AUST gets wake-call with Sydney terror. Only Daily Telegraph caught the bloody outcome at 2.00 am. Congrats.— Rupert Murdoch (@rupertmurdoch) December 15, 2014
In one brutally insensitive tweet, Rupert Murdoch told the world everything it ever needed to know about the central tenet of the News Corp culture: nothing matters except the story.
It is a culture in which the ends justify the means.
It is a culture that celebrates cruel vulgarity, infamously exemplified by the headline “Gotcha” in the London Sun when, during the Falklands War, the British forces sank the Argentine warship the General Belgrano, with the loss of 368 lives. In Stick It Up Your Punter!, their account of life on The Sun, Peter Chippindale and Chris Horrie wrote that although even the editor, the egregious Kelvin MacKenzie, had second thoughts about the heading, Murdoch said:
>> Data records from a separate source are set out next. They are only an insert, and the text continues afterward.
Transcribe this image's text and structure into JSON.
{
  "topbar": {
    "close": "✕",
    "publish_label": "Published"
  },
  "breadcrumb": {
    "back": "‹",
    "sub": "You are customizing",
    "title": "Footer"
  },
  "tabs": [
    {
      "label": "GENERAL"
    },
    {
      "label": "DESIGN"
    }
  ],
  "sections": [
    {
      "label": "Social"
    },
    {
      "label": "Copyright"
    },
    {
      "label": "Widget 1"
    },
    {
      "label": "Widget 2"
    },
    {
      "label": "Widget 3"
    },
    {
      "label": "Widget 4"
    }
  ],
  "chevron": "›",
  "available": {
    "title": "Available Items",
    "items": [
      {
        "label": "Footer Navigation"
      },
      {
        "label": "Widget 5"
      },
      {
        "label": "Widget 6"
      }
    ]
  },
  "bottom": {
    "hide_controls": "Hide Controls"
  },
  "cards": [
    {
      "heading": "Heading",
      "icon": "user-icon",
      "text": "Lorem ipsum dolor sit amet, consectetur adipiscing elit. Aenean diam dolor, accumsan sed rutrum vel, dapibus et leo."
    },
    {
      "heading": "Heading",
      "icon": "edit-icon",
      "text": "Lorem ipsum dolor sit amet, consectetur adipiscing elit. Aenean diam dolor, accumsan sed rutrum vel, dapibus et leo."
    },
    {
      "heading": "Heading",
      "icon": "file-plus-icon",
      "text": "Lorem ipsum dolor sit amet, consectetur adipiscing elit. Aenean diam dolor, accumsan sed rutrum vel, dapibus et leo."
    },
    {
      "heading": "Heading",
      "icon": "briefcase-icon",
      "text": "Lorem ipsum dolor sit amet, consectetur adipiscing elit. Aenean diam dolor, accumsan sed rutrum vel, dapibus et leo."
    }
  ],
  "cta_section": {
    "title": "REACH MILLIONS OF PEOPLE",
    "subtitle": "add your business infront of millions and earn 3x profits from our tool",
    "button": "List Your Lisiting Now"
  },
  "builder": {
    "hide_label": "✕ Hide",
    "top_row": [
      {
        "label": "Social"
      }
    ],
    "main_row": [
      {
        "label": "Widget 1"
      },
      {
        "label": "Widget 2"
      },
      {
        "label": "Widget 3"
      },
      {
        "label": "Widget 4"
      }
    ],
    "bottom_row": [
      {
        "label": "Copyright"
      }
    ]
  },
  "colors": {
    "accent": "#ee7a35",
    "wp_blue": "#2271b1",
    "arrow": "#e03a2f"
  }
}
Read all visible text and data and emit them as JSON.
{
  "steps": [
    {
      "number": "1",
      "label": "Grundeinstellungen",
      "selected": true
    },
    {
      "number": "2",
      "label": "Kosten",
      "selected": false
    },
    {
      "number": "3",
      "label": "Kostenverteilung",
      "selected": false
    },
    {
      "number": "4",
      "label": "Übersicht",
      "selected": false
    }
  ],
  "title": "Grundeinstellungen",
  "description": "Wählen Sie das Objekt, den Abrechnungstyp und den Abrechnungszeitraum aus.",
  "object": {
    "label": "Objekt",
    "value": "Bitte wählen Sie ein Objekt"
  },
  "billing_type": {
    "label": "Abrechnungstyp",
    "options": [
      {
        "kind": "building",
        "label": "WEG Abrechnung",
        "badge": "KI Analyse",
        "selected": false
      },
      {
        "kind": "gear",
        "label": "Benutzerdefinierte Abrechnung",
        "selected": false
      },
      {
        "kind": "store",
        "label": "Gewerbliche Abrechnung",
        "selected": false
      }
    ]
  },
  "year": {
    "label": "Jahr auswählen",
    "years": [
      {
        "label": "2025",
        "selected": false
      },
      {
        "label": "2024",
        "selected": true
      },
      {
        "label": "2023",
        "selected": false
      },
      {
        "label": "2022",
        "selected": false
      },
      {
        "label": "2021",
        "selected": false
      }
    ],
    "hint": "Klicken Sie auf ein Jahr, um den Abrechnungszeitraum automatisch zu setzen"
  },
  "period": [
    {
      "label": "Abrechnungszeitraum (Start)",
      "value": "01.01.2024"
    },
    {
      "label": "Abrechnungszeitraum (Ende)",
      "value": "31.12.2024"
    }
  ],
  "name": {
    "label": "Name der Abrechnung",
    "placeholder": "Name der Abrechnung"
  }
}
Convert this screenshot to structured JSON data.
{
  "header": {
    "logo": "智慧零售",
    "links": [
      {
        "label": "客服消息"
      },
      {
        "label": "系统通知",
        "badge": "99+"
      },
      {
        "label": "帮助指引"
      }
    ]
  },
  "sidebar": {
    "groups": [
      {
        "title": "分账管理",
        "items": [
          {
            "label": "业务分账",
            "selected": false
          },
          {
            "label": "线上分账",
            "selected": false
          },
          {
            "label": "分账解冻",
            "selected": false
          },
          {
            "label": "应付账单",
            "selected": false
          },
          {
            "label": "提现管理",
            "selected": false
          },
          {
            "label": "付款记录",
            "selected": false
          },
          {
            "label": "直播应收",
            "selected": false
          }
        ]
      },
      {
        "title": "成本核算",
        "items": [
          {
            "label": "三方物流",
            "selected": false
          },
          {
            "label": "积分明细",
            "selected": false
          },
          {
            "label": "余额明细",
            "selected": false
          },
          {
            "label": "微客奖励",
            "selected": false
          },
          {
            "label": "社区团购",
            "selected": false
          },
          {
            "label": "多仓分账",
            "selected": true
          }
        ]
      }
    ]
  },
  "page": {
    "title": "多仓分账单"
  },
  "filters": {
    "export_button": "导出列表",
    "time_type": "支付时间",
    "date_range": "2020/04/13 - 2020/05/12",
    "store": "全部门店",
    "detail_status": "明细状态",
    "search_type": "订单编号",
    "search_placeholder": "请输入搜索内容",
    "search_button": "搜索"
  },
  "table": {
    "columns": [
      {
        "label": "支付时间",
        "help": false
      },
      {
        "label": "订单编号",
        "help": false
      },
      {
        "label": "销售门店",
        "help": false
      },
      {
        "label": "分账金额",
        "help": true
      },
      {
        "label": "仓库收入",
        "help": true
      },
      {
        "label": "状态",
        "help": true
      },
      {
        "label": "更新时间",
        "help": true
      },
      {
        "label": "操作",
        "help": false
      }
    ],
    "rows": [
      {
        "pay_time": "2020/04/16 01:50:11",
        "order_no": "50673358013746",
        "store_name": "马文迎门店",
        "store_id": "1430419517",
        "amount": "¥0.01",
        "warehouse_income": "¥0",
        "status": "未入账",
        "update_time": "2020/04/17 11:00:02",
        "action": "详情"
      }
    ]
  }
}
I rather like it.
This is a culture that ultimately leads to the kind of criminality exposed in the phone-hacking scandal that engulfed the British branch of Murdoch’s empire in 2011. It is a culture that says if that’s what it takes to get the story or sell a newspaper, let’s do it.
In the case of the Lindt Café siege, it is a culture that permitted the publishing of the faces of hostages as they were forced at gunpoint to hold up the gunman’s black flag in the café window. There was a strong news case for showing them holding up the flag but no case for showing their faces.
These are images that are likely to haunt those hostages all their lives. The risk of doing harm should have been obvious. The disregarding of that risk is unjustifiable and unforgivable.
It is a culture that permits the publication of a door-stop photo of the father and husband of Katrina Dawson, who died at the gunman’s hands. They are leaving the hospital where Dawson died. The photo is clearly taken against the husband’s wishes: he is covering his face with his hand. The father’s face is a mask of shock. The intrusion on their grief is another unforgivable act.
There are ways to cover these stories without committing these gross ethical violations, and much of the other media showed how to do it. Channel Nine’s graphic live footage of the final police assault, and other television footage of hostages dashing from the scene, were vivid and immensely strong pieces of news reporting. ABC TV’s careful pixelating of faces of hostages in footage taken during the siege was another example of good ethical decision-making.
This is a clear violation of a foundational privacy principle that says material supplied for one purpose shall not be used for another purpose without the provider’s consent. Many people – young people in particular – post material on Facebook for the purpose of sharing it with their friends. They do not anticipate that it will be used by the media in whatever context or for whatever purpose the media thinks fit.
The focus of this article has been on News Corp because the connection between its performance and Murdoch’s tweet is the principal point of argument. However, that is not to say News Corp coverage was all bad, nor that others were blameless.
The coverage of the Lindt Café siege is as a strong a candidate as we have seen in recent years for the Australian Press Council to conduct an investigation into the performance of the newspapers generally, and for the Australian Communications and Media Authority to use its own-motion powers to do the same in respect of radio and television.
The mixed quality of the media performance was illustrated by the responses to it by the NSW Police Commissioner, Andrew Scipione, and the chair of the Australian Press Council, Professor Julian Disney. Scipione publicly thanked the media for acting responsibly in the way they covered the siege:
For you to act the way you did, to be responsible, all I can say is “thank you”.
Disney issued a statement, saying:
Much of the coverage has been excellent and has not hesitated to tell painful truths when necessary. But there have been some deeply regrettable errors and exaggerations, spreading dangerous misinformation without any reasonable basis. This type of material can be a serious risk to public safety, as well as causing an unjustified level of fear and distrust across the community.
It was a general statement of assessment, and did not make specific allegations against any particular media outlet.
However, it provoked a response from News Corp broadsheet The Australian, which has been running a campaign to undermine Disney in his last year as chair of the Press Council.
In a front-page story, it accused Disney of “triggering concerns” – by whom, one wonders – about “whether his organisation has abandoned the rules of procedural fairness”.
The basis for this accusation was that Disney had spoken without hearing the media’s side of the story. The weakness in this argument is that Disney was not making a finding against a specific newspaper, but making a general statement about the performance of the newspapers as a whole.
However, the motive for the story became clear in its last paragraph. There, The Australian quoted its own editor-in-chief, Chris Mitchell, as saying Disney:
… has just dealt the Press Council out of any future complaints about the role of the media during this week’s events.
This was clearly meant as a shot across the bow of the Press Council. In the event that the Press Council does decide to hear complaints about the coverage of the siege, it is reasonable to suppose that News Corp will challenge its fitness to do so. This may not thwart any such inquiry, but it might make it more difficult to accomplish, especially if News Corp decided not to co-operate on the grounds of apprehended bias.
This brings us finally to another aspect of the News Corp culture: every critic is an enemy, and we take no prisoners.